The high cost of tax-paid liquor made the production of untaxed moonshine more profitable and more prevalent in every part of North Carolina.

The prohibition movement was growing. In 1909 the state implemented statewide prohibition. Then in 1920, national prohibition went into effect.

Dr. Daniel Pierce

Pierce says, “Prohibition only increased the market for moonshine in the state and kept the state in the forefront of illegal liquor production nationally through the 1960s.”

As legal liquor became more available, this shine on moonshine dimmed.

Pierce’s great storytelling gifts make his thorough study of moonshine a fun read.

For instance, he gathers short articles on legendary personalities into a hypothetical “North Carolina Moonshine Hall of Fame (and Shame).”

My favorite of Pierce’s Hall of Famers is Percy Flowers. He was born in 1903 and grew up in Johnston County on a farm near the community of Archer Lodge. He left home at 16 to get away from an abusive father. He learned the liquor making craft from an African American expert and parlayed that expertise into a multi-million dollar enterprise. He was an organizer, hiring others to make the moonshine while he managed the distribution.
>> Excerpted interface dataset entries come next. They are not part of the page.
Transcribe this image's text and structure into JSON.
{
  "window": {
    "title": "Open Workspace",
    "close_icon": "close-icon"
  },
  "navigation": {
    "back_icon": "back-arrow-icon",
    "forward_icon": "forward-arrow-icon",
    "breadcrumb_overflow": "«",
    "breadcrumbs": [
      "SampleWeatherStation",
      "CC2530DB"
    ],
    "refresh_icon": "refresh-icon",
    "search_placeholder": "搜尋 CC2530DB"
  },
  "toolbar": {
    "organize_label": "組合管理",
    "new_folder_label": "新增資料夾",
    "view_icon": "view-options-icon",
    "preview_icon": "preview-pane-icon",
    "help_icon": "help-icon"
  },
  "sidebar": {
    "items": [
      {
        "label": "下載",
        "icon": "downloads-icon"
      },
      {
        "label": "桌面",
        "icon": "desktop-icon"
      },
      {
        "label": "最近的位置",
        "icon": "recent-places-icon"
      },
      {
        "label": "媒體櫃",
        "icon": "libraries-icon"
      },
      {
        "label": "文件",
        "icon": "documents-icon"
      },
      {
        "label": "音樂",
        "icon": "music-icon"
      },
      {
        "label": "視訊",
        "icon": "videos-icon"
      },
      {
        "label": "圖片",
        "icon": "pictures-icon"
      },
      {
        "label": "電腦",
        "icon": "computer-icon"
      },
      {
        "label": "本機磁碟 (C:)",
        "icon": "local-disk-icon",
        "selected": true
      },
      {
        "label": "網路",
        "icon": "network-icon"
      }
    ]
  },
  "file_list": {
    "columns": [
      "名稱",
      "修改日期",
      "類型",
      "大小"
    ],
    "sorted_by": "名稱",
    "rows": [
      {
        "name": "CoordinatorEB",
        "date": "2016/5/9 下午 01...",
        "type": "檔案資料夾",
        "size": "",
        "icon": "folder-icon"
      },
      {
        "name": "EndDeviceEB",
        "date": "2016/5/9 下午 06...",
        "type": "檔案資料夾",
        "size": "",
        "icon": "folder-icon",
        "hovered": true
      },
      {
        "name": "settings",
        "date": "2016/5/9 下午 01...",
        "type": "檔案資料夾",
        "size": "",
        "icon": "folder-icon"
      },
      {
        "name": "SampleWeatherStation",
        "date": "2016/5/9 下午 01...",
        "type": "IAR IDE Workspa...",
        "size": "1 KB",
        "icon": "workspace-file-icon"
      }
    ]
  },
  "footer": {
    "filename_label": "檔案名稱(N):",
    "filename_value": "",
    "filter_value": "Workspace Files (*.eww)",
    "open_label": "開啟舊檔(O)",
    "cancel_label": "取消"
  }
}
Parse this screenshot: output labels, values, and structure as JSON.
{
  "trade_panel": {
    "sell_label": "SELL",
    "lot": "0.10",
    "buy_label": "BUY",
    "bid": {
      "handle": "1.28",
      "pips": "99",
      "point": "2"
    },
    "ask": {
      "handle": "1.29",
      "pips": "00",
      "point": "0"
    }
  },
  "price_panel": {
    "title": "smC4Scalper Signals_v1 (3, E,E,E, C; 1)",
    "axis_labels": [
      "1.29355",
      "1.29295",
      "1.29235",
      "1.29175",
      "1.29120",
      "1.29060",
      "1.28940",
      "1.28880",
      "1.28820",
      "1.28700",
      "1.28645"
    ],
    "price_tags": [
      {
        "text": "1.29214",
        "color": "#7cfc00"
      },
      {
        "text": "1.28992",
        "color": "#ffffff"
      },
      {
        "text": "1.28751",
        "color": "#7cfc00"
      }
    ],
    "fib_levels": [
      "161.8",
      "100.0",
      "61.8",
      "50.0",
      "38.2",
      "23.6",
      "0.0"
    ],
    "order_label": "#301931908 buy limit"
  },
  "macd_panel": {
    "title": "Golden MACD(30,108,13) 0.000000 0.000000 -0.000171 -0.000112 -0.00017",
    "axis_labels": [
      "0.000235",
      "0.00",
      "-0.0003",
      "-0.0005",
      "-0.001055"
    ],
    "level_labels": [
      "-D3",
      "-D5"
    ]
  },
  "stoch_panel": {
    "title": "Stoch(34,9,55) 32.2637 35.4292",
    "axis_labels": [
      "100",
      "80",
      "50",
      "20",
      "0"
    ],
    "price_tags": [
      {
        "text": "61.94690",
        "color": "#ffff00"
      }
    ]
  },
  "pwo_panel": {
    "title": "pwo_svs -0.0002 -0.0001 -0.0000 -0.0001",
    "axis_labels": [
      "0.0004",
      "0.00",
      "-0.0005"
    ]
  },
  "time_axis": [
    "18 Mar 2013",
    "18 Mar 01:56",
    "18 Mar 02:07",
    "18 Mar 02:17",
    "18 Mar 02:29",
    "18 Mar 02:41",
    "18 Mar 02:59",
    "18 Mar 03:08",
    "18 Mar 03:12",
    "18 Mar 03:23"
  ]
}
I first heard of Flowers from Lynwood Parker, owner of the White Swan Bar-B-Que near Smithfield. Flowers once owned the building where White Swan is today. Ever since, I have been eager to learn more about Flowers. Pierce has obliged.

Flowers entered the business about the time the 18th Amendment’s national prohibition began in 1920. He told people he made more money during those prohibition years than any other period of his life.

Pierce writes, “He was successful not only in making a fortune, producing and selling illegal liquor but also, especially given his high profile, in evading law enforcement.”

Flowers is joined in the Hall by famous figures such as Junior Johnson, the legendary race car driver who learned his trade driving moonshine in cars fast enough to evade the revenuers. Others include Rhoda Lowry, the widow of Lumbee hero Henry Berry Lowry and modern media figures, Popcorn Sutton and Jim Tom Hedrick, who had brands of “legal moonshine” named after them.

There is more, so much more. So if you are looking for a Christmas present for a hard-to-give friend or family member, “Tar Heel Lightnin’” could be a good option.

Comments

Crime

Blotter: April 14

Elections

Former North Carolina Gov. McCrory enters US Senate race

Crime

Salisbury woman arrested in Myrtle Beach for abducting child

Health

County updates health director job description, will advertise for position

High School

High school tennis: East beats Carson, still hopes to share NPC title

Elections

Board of Elections to purchase upgraded voting equipment using federal grant

Kannapolis

Kyle Seager drives in winning run in first game as Mariners split doubleheader with Orioles

Local

City exhausts this year’s funds for Innes Street Improvements, Municipal Services District grant programs

Landis

Landis adopts amendments to Zoning Ordinance related to signs, Planning Board terms

Nation/World

Cop, police chief resign 2 days after Black motorist’s death

Nation/World

Expert says cop was justified in pinning down George Floyd

Crime

Blotter: April 13

Coronavirus

County switches vaccines for Livingstone clinic after federal, state guidance

Coronavirus

US recommends ‘pause’ for J&J vaccine over clot reports

Education

Superintendent talks first 100 days, dives into district data

Business

‘It was an answer to a call:’ TenderHearted Home Care celebrates 10 years of providing care at home

News

Political Notebook: Local polls find increasing number of North Carolinians want COVID-19 vaccine

News

Trial begins on challenge to latest NC voter ID law

Local

Burch, Fisher, Marsh honored as 2021 recipients of Elizabeth Duncan Koontz Humanitarian Award

Landis

Landis board talks revenues, budget planning, department updates

College

College baseball: Catawba rolls 7-1 and 24-1

Nation/World

Student fires at officers at Tennessee school, is killed

Nation/World

Police: Minnesota officer meant to draw Taser, not handgun

Crime

Man receives consecutive prison sentences for sex offenses